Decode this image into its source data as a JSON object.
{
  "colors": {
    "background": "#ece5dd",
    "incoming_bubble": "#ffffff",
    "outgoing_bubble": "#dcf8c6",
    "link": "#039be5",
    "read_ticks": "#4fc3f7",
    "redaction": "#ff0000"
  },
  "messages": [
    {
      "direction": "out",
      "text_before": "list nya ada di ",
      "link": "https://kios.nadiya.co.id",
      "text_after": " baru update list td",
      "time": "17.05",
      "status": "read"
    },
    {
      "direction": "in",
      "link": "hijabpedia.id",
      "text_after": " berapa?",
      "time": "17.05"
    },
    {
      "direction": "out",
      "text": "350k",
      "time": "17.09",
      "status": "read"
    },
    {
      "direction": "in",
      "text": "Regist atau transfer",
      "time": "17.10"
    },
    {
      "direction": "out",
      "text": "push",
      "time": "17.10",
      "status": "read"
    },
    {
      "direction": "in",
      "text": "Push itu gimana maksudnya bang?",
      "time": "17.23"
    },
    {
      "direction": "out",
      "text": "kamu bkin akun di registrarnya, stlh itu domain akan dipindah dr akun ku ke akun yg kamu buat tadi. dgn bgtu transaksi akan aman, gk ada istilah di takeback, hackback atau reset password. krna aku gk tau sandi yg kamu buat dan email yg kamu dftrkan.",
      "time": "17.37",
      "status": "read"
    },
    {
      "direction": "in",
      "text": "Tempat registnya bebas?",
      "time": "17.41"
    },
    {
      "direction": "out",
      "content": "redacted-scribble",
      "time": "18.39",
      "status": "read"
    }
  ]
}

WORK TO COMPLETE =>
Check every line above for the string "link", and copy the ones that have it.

ANSWER TO THIS PROBLEM =>
    "link": "#039be5",
      "link": "https://kios.nadiya.co.id",
      "link": "hijabpedia.id",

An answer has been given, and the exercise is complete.